First off, no one saves money on Black Friday. The act of saving means putting money in your bank account, not spending money on things.
Yes, you’re getting an item at a discount, but you aren’t actually saving any money. You’re spending. Now that that’s clear, there are further hidden costs of discounts on Black Friday.
Just because something is marked down, that doesn’t mean you’re saving money. Many time retailers will mark up the normal price only so they can mark the price down to make it seem like you’re getting a deal.
That’s not the only trick retailers play, either. Sometimes, companies make derivatives of their normal products just for Black Friday, the model numbers of things like TVs, sound bars, laptops and other electronics will be slightly different.
Strange model numbers are a hint that the product you’re buying might be less powerful or less advanced as the normal version of the product you think you’re buying.
These aren’t the only tricks retailers play. Make sure you’re investigating every deal to make sure you’re really getting what you think you’re getting.
Finally, make sure you’ll actually be able to get the deal. If a store only gets one of the TV you want in stock, you’re probably not going to be the lucky customer to get it at that amazing price.
Opportunity Cost Could Cost More Than Any Deal
Another factor very few people ever consider on Black Friday is opportunity cost. Basically, opportunity cost says you could be doing something else with the time and the money you spend on Black Friday.
That something else that you’re giving up, both in time and money spent, is the opportunity cost.
You could be giving up time hanging out with your family in a low stress environment, unlike any time spent braving the crazies at Wal-Mart or Best Buy.
You could easily be giving up investing that money for retirement and letting it compound over and over again for the next 30 years.
Take a few minutes and think about what else you could do with the money and time you’ll spend when you go out shopping on Black Friday. Is it worth it?

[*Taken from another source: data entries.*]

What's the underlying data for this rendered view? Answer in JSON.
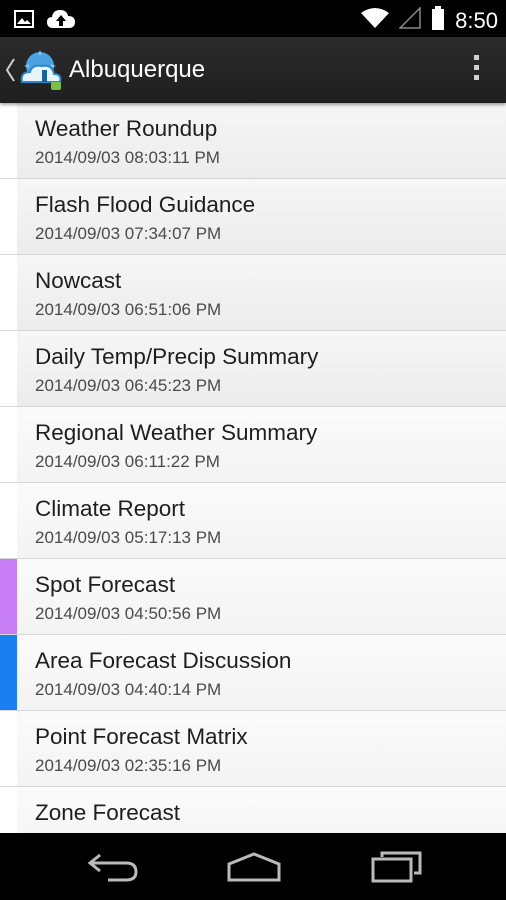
{
  "status_bar": {
    "time": "8:50",
    "icons": [
      "image-notification-icon",
      "cloud-upload-icon",
      "wifi-icon",
      "signal-icon",
      "battery-icon"
    ]
  },
  "action_bar": {
    "title": "Albuquerque",
    "icons": [
      "up-caret-icon",
      "weather-app-icon",
      "overflow-menu-icon"
    ]
  },
  "products": [
    {
      "title": "Weather Roundup",
      "timestamp": "2014/09/03 08:03:11 PM",
      "marker_color": "#ffffff"
    },
    {
      "title": "Flash Flood Guidance",
      "timestamp": "2014/09/03 07:34:07 PM",
      "marker_color": "#ffffff"
    },
    {
      "title": "Nowcast",
      "timestamp": "2014/09/03 06:51:06 PM",
      "marker_color": "#ffffff"
    },
    {
      "title": "Daily Temp/Precip Summary",
      "timestamp": "2014/09/03 06:45:23 PM",
      "marker_color": "#ffffff"
    },
    {
      "title": "Regional Weather Summary",
      "timestamp": "2014/09/03 06:11:22 PM",
      "marker_color": "#ffffff"
    },
    {
      "title": "Climate Report",
      "timestamp": "2014/09/03 05:17:13 PM",
      "marker_color": "#ffffff"
    },
    {
      "title": "Spot Forecast",
      "timestamp": "2014/09/03 04:50:56 PM",
      "marker_color": "#c77df3"
    },
    {
      "title": "Area Forecast Discussion",
      "timestamp": "2014/09/03 04:40:14 PM",
      "marker_color": "#1a80f0"
    },
    {
      "title": "Point Forecast Matrix",
      "timestamp": "2014/09/03 02:35:16 PM",
      "marker_color": "#ffffff"
    },
    {
      "title": "Zone Forecast",
      "timestamp": "",
      "marker_color": "#ffffff"
    }
  ],
  "nav_bar": {
    "icons": [
      "back-icon",
      "home-icon",
      "recent-apps-icon"
    ]
  }
}
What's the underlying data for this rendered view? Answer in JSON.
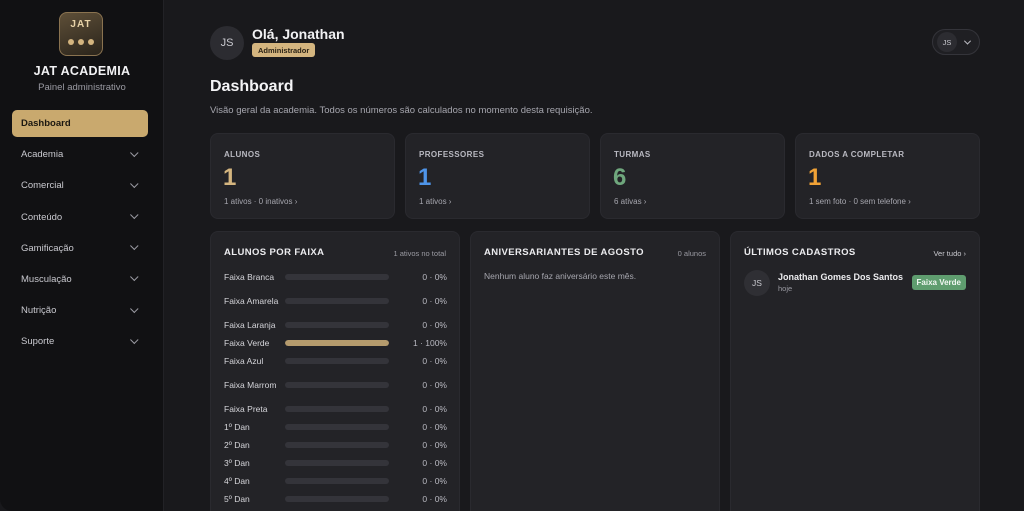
{
  "sidebar": {
    "logo_text": "JAT",
    "brand": "JAT ACADEMIA",
    "subtitle": "Painel administrativo",
    "items": [
      {
        "label": "Dashboard",
        "active": true
      },
      {
        "label": "Academia"
      },
      {
        "label": "Comercial"
      },
      {
        "label": "Conteúdo"
      },
      {
        "label": "Gamificação"
      },
      {
        "label": "Musculação"
      },
      {
        "label": "Nutrição"
      },
      {
        "label": "Suporte"
      }
    ]
  },
  "header": {
    "avatar_initials": "JS",
    "greeting": "Olá, Jonathan",
    "role": "Administrador",
    "user_menu_initials": "JS"
  },
  "page": {
    "title": "Dashboard",
    "description": "Visão geral da academia. Todos os números são calculados no momento desta requisição."
  },
  "stats": [
    {
      "label": "ALUNOS",
      "value": "1",
      "sub": "1 ativos · 0 inativos ›",
      "color": "#d4b57f"
    },
    {
      "label": "PROFESSORES",
      "value": "1",
      "sub": "1 ativos ›",
      "color": "#4e94e8"
    },
    {
      "label": "TURMAS",
      "value": "6",
      "sub": "6 ativas ›",
      "color": "#6fa77d"
    },
    {
      "label": "DADOS A COMPLETAR",
      "value": "1",
      "sub": "1 sem foto · 0 sem telefone ›",
      "color": "#f0a236"
    }
  ],
  "belts": {
    "title": "ALUNOS POR FAIXA",
    "meta": "1 ativos no total",
    "rows": [
      {
        "name": "Faixa Branca",
        "value": "0 · 0%",
        "percent": 0
      },
      {
        "name": "Faixa Amarela",
        "value": "0 · 0%",
        "percent": 0
      },
      {
        "name": "Faixa Laranja",
        "value": "0 · 0%",
        "percent": 0
      },
      {
        "name": "Faixa Verde",
        "value": "1 · 100%",
        "percent": 100
      },
      {
        "name": "Faixa Azul",
        "value": "0 · 0%",
        "percent": 0
      },
      {
        "name": "Faixa Marrom",
        "value": "0 · 0%",
        "percent": 0
      },
      {
        "name": "Faixa Preta",
        "value": "0 · 0%",
        "percent": 0
      },
      {
        "name": "1º Dan",
        "value": "0 · 0%",
        "percent": 0
      },
      {
        "name": "2º Dan",
        "value": "0 · 0%",
        "percent": 0
      },
      {
        "name": "3º Dan",
        "value": "0 · 0%",
        "percent": 0
      },
      {
        "name": "4º Dan",
        "value": "0 · 0%",
        "percent": 0
      },
      {
        "name": "5º Dan",
        "value": "0 · 0%",
        "percent": 0
      }
    ]
  },
  "birthdays": {
    "title": "ANIVERSARIANTES DE AGOSTO",
    "meta": "0 alunos",
    "empty": "Nenhum aluno faz aniversário este mês."
  },
  "recent": {
    "title": "ÚLTIMOS CADASTROS",
    "link": "Ver tudo ›",
    "items": [
      {
        "initials": "JS",
        "name": "Jonathan Gomes Dos Santos",
        "time": "hoje",
        "badge": "Faixa Verde"
      }
    ]
  }
}
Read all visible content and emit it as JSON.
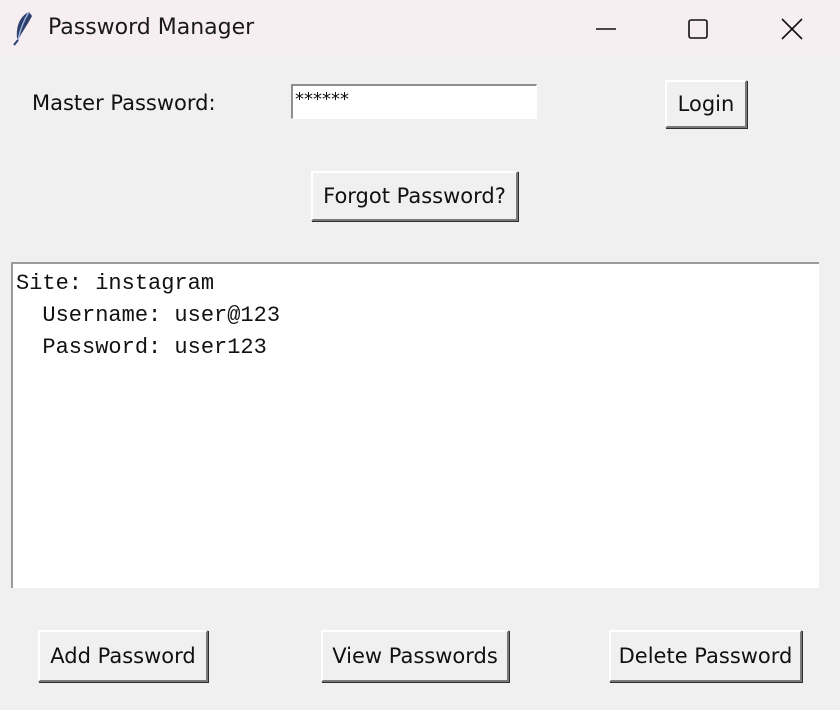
{
  "window": {
    "title": "Password Manager",
    "icon": "feather-icon",
    "controls": [
      "minimize-icon",
      "maximize-icon",
      "close-icon"
    ]
  },
  "login": {
    "master_label": "Master Password:",
    "master_value": "******",
    "login_button": "Login",
    "forgot_button": "Forgot Password?"
  },
  "output": {
    "lines": [
      "Site: instagram",
      "  Username: user@123",
      "  Password: user123"
    ]
  },
  "actions": {
    "add": "Add Password",
    "view": "View Passwords",
    "delete": "Delete Password"
  }
}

Would you rather take the other opportunities available to you, such as spending time with family, investing money for your future or spending time and money for some other goal?
If your answer is doing something else, don’t feel the pressure to waste your time and money Black Friday shopping.
Have Fun And Spend Your Money Wisely
For many, Black Friday shopping is an annual family tradition. It can be a lot of fun. If you stick to your list and only buy things you were going to buy anyway, you can definitely have a successful Black Friday and get some great deals.
Just don’t fall into the trap of buying things you can’t afford. You’ll have a nasty reminder waiting in your mail box each time your credit card bill arrives.
Do you ever go Black Friday shopping? What’s your favorite part of Black Friday shopping? What are you looking for this year? Let me know any thoughts you may have in the comments below.
Photo by: John Aho Text added by: Lance Cothern